At a high level, Google’s SEED RL architecture looks incredibly similar to IMPALA but it introduces a few variations that address some of the main limitations of the DeepMind model. In SEED RL, neural network inference is done centrally by the learner on specialized hardware (GPUs or TPUs), enabling accelerated inference and avoiding the data transfer bottleneck by ensuring that the model parameters and state are kept local. For every single environment step, the observations are sent
to the learner, which runs the inference and sends actions back to the actors. This clever solution addresses the inference limitations of models like IMPALA but might introduce latency challenges.
To minimize the latency impact, SEED RL relies on gPRC for messaging and streaming. Specifically, SEED RL leverages streaming RPCs where the connection from actor to learner is kept open and metadata sent only once. Furthermore, the framework includes a batching module that efficiently batches multiple actor inference calls together.
Deep diving into the IMPALA architecture, there are three fundamental types of threads running:
2. Data Prefetching
Inference threads receive a batch of observations, rewards and episode termination flags. They load the recurrent states and send the data to the inference TPU core. The sampled actions and new recurrent states are received, and the actions are sent back to the actors while the latest recurrent states are stored. When a trajectory is fully unrolled it is added to a FIFO queue or replay buffer and later sampled by data prefetching threads. Finally, the trajectories are pushed to a device buffer for each of the TPU cores taking part in training. The training thread (the main Python thread) takes the prefetched trajectories, computes gradients using the training TPU cores and applies the gradients on the models of all TPU cores (inference and training) synchronously. The ratio of inference and training cores can be adjusted for maximum throughput and utilization.

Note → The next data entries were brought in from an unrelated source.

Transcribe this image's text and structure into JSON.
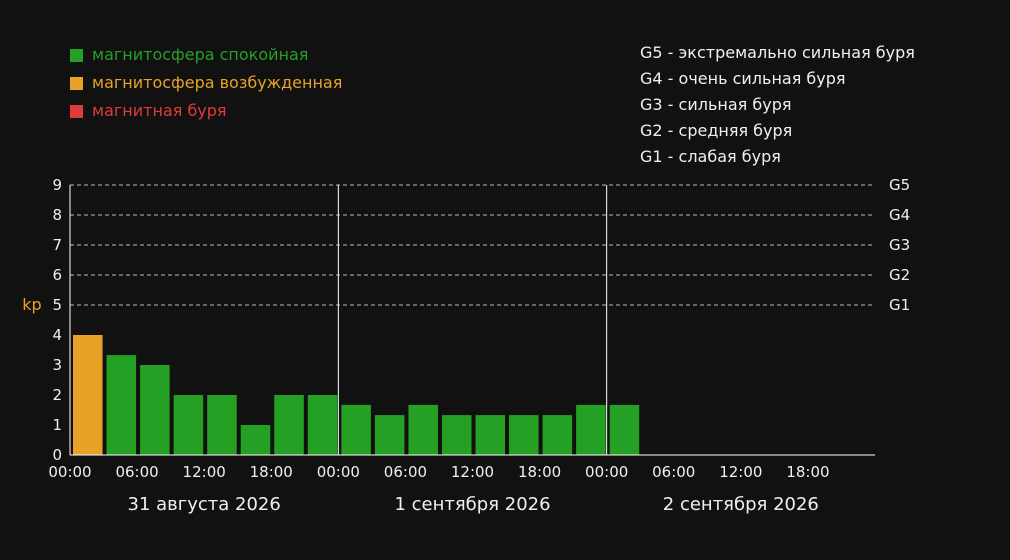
{
  "colors": {
    "background": "#111111",
    "text": "#f0f0f0",
    "axis": "#ffffff",
    "grid": "#bbbbbb",
    "quiet": "#24a024",
    "excited": "#e8a227",
    "storm": "#e03a3a",
    "ylabel": "#e8a227"
  },
  "legend": [
    {
      "label": "магнитосфера спокойная",
      "color": "#24a024"
    },
    {
      "label": "магнитосфера возбужденная",
      "color": "#e8a227"
    },
    {
      "label": "магнитная буря",
      "color": "#e03a3a"
    }
  ],
  "storm_scale": [
    "G5 - экстремально сильная буря",
    "G4 - очень сильная буря",
    "G3 - сильная буря",
    "G2 - средняя буря",
    "G1 - слабая буря"
  ],
  "chart_data": {
    "type": "bar",
    "ylabel": "kp",
    "ylim": [
      0,
      9
    ],
    "yticks": [
      0,
      1,
      2,
      3,
      4,
      5,
      6,
      7,
      8,
      9
    ],
    "grid": "dashed horizontal at 5-9",
    "right_levels": [
      {
        "value": 9,
        "label": "G5"
      },
      {
        "value": 8,
        "label": "G4"
      },
      {
        "value": 7,
        "label": "G3"
      },
      {
        "value": 6,
        "label": "G2"
      },
      {
        "value": 5,
        "label": "G1"
      }
    ],
    "x_tick_labels": [
      "00:00",
      "06:00",
      "12:00",
      "18:00",
      "00:00",
      "06:00",
      "12:00",
      "18:00",
      "00:00",
      "06:00",
      "12:00",
      "18:00"
    ],
    "days": [
      "31 августа 2026",
      "1 сентября 2026",
      "2 сентября 2026"
    ],
    "slots_total": 24,
    "values": [
      4,
      3.33,
      3,
      2,
      2,
      1,
      2,
      2,
      1.67,
      1.33,
      1.67,
      1.33,
      1.33,
      1.33,
      1.33,
      1.67,
      1.67
    ],
    "colors": [
      "#e8a227",
      "#24a024",
      "#24a024",
      "#24a024",
      "#24a024",
      "#24a024",
      "#24a024",
      "#24a024",
      "#24a024",
      "#24a024",
      "#24a024",
      "#24a024",
      "#24a024",
      "#24a024",
      "#24a024",
      "#24a024",
      "#24a024"
    ]
  }
}
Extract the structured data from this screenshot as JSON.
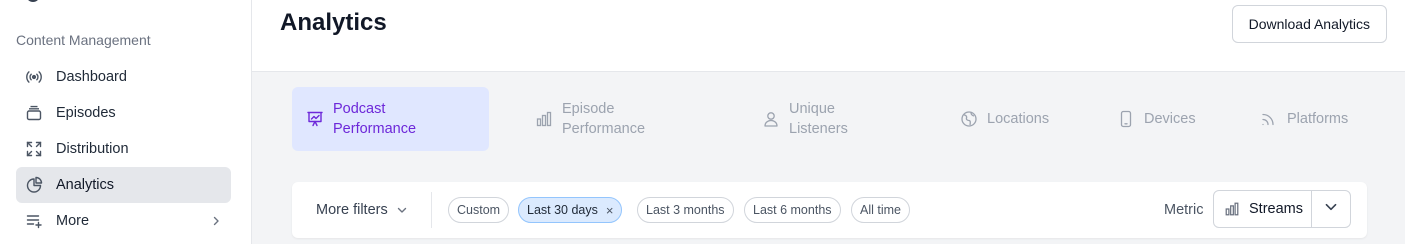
{
  "sidebar": {
    "section_label": "Content Management",
    "items": [
      {
        "label": "Dashboard",
        "icon": "broadcast-icon"
      },
      {
        "label": "Episodes",
        "icon": "stack-icon"
      },
      {
        "label": "Distribution",
        "icon": "expand-icon"
      },
      {
        "label": "Analytics",
        "icon": "pie-chart-icon",
        "active": true
      },
      {
        "label": "More",
        "icon": "list-plus-icon"
      }
    ]
  },
  "header": {
    "title": "Analytics",
    "download_label": "Download Analytics"
  },
  "tabs": [
    {
      "label": "Podcast Performance",
      "icon": "presentation-chart-icon",
      "active": true
    },
    {
      "label": "Episode Performance",
      "icon": "bar-chart-icon"
    },
    {
      "label": "Unique Listeners",
      "icon": "user-icon"
    },
    {
      "label": "Locations",
      "icon": "globe-icon"
    },
    {
      "label": "Devices",
      "icon": "phone-icon"
    },
    {
      "label": "Platforms",
      "icon": "rss-icon"
    }
  ],
  "filters": {
    "more_filters_label": "More filters",
    "date_ranges": [
      {
        "label": "Custom"
      },
      {
        "label": "Last 30 days",
        "active": true
      },
      {
        "label": "Last 3 months"
      },
      {
        "label": "Last 6 months"
      },
      {
        "label": "All time"
      }
    ],
    "clear_glyph": "×",
    "metric_label": "Metric",
    "metric_value": "Streams"
  },
  "colors": {
    "accent": "#6d28d9",
    "active_tab_bg": "#e0e7ff",
    "active_pill_bg": "#dbeafe",
    "content_bg": "#f3f4f6"
  }
}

The SEED RL architecture allows learners to be scaled to thousands of cores and the number of actors can be scaled to thousands of machines to fully utilize the learner, making it possible to train at millions of frames per second. Given that the SEED RL is based on the TensorFlow 2 API and its performance was accelerated by TPUs.

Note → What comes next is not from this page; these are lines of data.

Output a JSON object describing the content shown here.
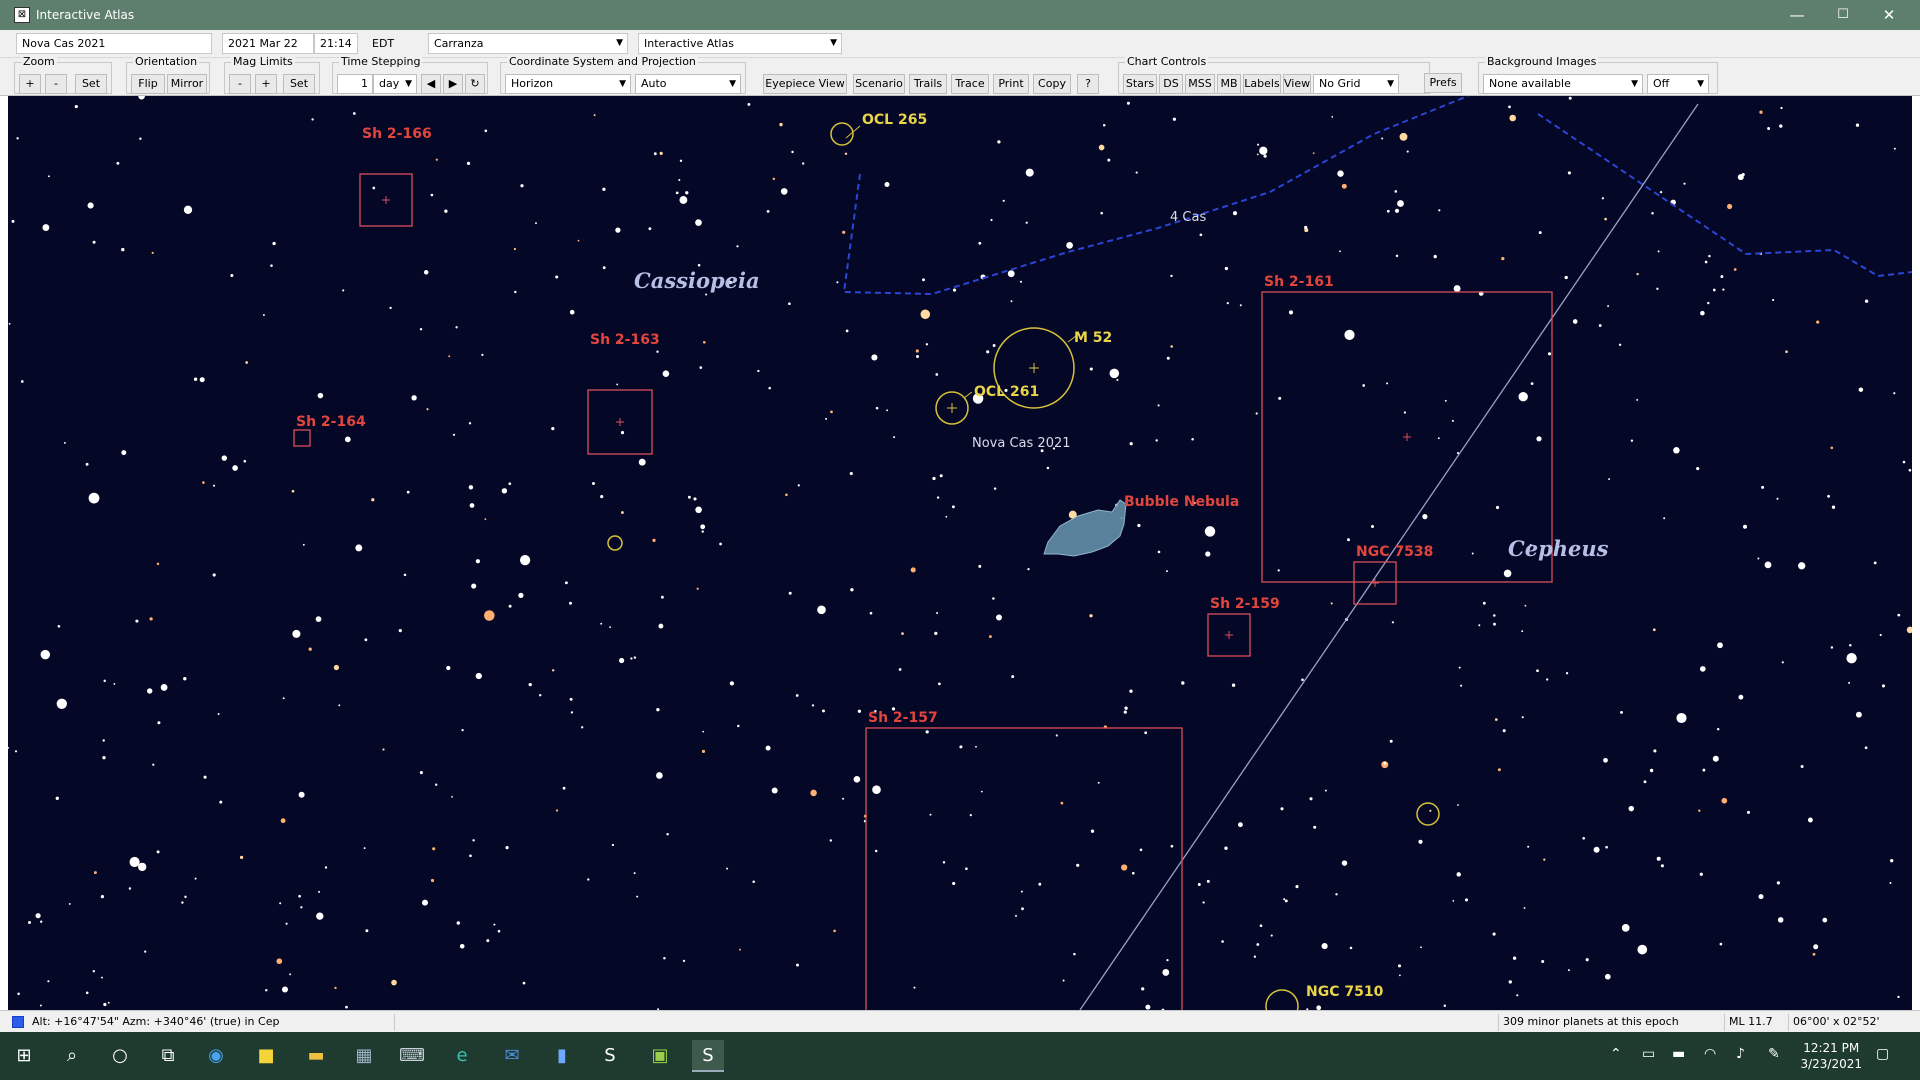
{
  "window": {
    "title": "Interactive Atlas",
    "minimize": "—",
    "maximize": "☐",
    "close": "✕"
  },
  "bar1": {
    "object_name": "Nova Cas 2021",
    "date": "2021 Mar 22",
    "time": "21:14",
    "timezone": "EDT",
    "site": "Carranza",
    "chart_type": "Interactive Atlas"
  },
  "toolbar": {
    "zoom": {
      "label": "Zoom",
      "plus": "+",
      "minus": "-",
      "set": "Set"
    },
    "orientation": {
      "label": "Orientation",
      "flip": "Flip",
      "mirror": "Mirror"
    },
    "mag_limits": {
      "label": "Mag Limits",
      "minus": "-",
      "plus": "+",
      "set": "Set"
    },
    "time_stepping": {
      "label": "Time Stepping",
      "step": "1",
      "unit": "day",
      "back": "◀",
      "forward": "▶",
      "reset": "↻"
    },
    "coords": {
      "label": "Coordinate System and Projection",
      "system": "Horizon",
      "projection": "Auto"
    },
    "actions": {
      "eyepiece": "Eyepiece View",
      "scenario": "Scenario",
      "trails": "Trails",
      "trace": "Trace",
      "print": "Print",
      "copy": "Copy",
      "help": "?"
    },
    "chart_controls": {
      "label": "Chart Controls",
      "stars": "Stars",
      "ds": "DS",
      "mss": "MSS",
      "mb": "MB",
      "labels": "Labels",
      "view": "View",
      "grid": "No Grid",
      "prefs": "Prefs"
    },
    "background": {
      "label": "Background Images",
      "images": "None available",
      "state": "Off"
    }
  },
  "chart": {
    "constellations": [
      "Cassiopeia",
      "Cepheus"
    ],
    "objects": {
      "sh2_166": "Sh 2-166",
      "sh2_163": "Sh 2-163",
      "sh2_164": "Sh 2-164",
      "sh2_161": "Sh 2-161",
      "sh2_159": "Sh 2-159",
      "sh2_157": "Sh 2-157",
      "ngc7538": "NGC 7538",
      "ngc7510": "NGC 7510",
      "ocl265": "OCL 265",
      "ocl261": "OCL 261",
      "m52": "M 52",
      "bubble": "Bubble Nebula",
      "nova": "Nova Cas 2021",
      "star4cas": "4 Cas"
    },
    "colors": {
      "background": "#050726",
      "nebula_box": "#d9505a",
      "cluster": "#d6c23a",
      "boundary": "#2b45d6",
      "ecliptic": "#9aa0c8",
      "bubble_fill": "#6a97b0"
    }
  },
  "status": {
    "position": "Alt: +16°47'54\"  Azm: +340°46' (true) in Cep",
    "minor_planets": "309 minor planets at this epoch",
    "mag_limit": "ML 11.7",
    "fov": "06°00' x 02°52'"
  },
  "taskbar": {
    "time": "12:21 PM",
    "date": "3/23/2021",
    "icons": [
      "start-icon",
      "search-icon",
      "cortana-icon",
      "task-view-icon",
      "safari-icon",
      "sticky-notes-icon",
      "file-explorer-icon",
      "calculator-icon",
      "keyboard-icon",
      "edge-icon",
      "mail-icon",
      "terminal-icon",
      "skytools3-icon",
      "image-icon",
      "skytools4-icon"
    ]
  }
}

To evaluate SEED RL, Google used common DRL benchmark environments such as cade Learning Environment, DeepMind Lab environments, and on the recently released Google Research Football environment. The results across all environments were remarkable. For instance, on the DeepMind Lab environment, SEED RL achieved 2.4 million frames per second with 64 Cloud TPU cores, which represents an improvement of 80x over the previous state-of-the-art distributed agent, IMPALA. Improvements in speed and CPU utilization were also seen.
SEED RL represents an improvement in massively scalable DRL models. Google Research open sourced the initial SEED RL architecture in GitHub. I can imagine this is going to be the underlying model for many practical DRL implementations in the foreseeable future.